Note: He is not on exhibit at this time. This blog is the best place to see him.
You've seen a few posts on training we have done with some smaller lobsters (here and here), but did you also know we are training a 24 pound lobster? That's right - this lobster is the size of 3 newborn babies! I initially started off just learning how to feed him, but have since introduced a target and he is doing great.
Lobsters are really cool animals. Did you know that like people, they can develop handedness? All lobsters start out with their two claws the same size, but as they get older, they will start to use one claw more than the other. This claw will develop a lot of muscle, get really big, and become what we know as the "crusher" claw. The muscle of the crusher claw doesn't tire easily, so when the lobster needs to break open a shell (to get the food inside), the lobster can apply a lot of pressure over a long period of time. The other, smaller claw becomes the "pincher" claw. This claw can be moved quickly and is designed to cut through softer things, like fish.

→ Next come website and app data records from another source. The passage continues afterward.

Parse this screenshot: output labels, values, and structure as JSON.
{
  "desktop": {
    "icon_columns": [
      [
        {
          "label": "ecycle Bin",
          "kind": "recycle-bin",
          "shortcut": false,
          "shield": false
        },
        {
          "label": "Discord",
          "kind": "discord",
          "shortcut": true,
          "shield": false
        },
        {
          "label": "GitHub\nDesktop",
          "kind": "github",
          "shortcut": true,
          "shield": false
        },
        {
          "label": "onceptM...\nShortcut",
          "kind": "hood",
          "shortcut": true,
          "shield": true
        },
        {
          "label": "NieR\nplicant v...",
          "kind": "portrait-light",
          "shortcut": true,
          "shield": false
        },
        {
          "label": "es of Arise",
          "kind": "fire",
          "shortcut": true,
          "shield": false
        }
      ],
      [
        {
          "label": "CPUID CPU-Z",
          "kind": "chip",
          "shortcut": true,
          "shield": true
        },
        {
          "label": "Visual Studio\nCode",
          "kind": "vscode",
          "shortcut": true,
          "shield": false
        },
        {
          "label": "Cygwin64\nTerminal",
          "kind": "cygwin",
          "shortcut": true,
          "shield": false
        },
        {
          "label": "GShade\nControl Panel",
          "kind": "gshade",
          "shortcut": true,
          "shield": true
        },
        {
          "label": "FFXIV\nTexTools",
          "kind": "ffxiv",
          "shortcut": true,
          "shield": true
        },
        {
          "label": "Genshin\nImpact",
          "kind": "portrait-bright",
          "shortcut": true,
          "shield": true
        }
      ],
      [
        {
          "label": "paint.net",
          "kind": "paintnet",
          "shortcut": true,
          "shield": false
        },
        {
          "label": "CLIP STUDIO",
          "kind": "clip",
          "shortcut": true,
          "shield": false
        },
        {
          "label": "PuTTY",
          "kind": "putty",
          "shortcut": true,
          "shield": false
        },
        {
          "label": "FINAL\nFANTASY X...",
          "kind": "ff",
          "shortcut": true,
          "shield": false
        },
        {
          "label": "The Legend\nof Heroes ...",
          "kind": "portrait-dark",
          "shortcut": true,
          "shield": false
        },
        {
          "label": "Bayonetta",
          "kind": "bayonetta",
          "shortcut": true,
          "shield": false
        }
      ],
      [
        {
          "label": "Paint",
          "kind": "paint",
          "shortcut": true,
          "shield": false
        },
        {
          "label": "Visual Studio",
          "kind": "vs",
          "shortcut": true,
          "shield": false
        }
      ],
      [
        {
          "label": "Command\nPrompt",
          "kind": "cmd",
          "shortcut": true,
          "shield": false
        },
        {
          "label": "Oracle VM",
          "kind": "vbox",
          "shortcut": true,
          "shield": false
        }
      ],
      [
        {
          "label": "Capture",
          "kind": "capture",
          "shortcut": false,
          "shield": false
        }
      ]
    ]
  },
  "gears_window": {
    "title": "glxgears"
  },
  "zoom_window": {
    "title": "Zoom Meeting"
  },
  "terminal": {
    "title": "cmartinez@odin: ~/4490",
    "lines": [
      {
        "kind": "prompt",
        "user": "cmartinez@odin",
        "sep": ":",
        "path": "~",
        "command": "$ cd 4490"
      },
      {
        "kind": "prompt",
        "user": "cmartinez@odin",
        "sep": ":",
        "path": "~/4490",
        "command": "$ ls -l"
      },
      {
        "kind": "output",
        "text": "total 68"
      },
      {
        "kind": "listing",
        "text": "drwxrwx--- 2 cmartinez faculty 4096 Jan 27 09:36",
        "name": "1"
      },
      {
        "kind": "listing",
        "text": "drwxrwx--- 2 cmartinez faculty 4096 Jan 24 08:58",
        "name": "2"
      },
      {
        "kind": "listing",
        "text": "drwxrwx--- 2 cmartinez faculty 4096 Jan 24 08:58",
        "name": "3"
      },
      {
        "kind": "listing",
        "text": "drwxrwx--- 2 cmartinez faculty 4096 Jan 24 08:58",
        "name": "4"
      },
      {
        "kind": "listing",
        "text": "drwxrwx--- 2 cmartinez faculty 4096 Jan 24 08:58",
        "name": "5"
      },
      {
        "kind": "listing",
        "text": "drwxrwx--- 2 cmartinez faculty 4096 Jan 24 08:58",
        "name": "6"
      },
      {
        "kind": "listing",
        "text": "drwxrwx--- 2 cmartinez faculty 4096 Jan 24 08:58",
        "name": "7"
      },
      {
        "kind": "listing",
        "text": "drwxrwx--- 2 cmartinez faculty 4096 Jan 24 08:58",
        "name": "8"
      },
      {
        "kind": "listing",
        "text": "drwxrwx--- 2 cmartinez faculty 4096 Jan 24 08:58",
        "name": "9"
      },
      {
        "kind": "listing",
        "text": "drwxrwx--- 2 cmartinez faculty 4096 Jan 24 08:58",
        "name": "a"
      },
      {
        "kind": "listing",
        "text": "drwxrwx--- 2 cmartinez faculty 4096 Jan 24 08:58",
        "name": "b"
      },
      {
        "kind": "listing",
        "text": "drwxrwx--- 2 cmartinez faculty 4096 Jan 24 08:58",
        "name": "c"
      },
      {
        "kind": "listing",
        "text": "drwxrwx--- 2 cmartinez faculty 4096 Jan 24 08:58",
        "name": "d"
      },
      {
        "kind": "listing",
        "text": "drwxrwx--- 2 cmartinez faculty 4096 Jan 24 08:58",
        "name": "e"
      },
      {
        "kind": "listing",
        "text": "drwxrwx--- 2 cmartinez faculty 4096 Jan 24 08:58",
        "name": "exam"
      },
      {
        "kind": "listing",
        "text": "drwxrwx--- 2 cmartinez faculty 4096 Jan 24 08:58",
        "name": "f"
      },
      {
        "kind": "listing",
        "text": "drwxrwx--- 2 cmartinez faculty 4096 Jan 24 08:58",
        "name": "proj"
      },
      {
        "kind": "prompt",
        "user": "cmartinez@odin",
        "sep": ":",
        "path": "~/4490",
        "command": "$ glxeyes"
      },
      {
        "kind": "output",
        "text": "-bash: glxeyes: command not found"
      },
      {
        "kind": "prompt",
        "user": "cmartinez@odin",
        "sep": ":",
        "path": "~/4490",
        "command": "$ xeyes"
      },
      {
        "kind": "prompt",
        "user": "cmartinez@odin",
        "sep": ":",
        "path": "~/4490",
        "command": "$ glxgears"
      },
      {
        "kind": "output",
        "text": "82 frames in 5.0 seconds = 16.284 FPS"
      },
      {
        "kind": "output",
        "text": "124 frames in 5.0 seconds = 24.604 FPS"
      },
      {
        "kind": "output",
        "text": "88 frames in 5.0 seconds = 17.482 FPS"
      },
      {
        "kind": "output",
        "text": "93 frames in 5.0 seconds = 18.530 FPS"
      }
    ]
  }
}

Crusher claw (left) Pincher claw (right)
In the case of our big lobster here, his crusher claw is on his left and the pincher claw is on his right. I found that the best way to feed him was to lightly hold his pincher claw so I can get the food directly to his mouth. I don't have to apply a lot of pressure, but this way he knows where to focus and doesn't accidentally mistake my arm for food.
This video shows some of the training sessions with this big boy. You can see exactly how I feed him, how fast he can move his claw if I don't hold it, and his really great reactions to the target.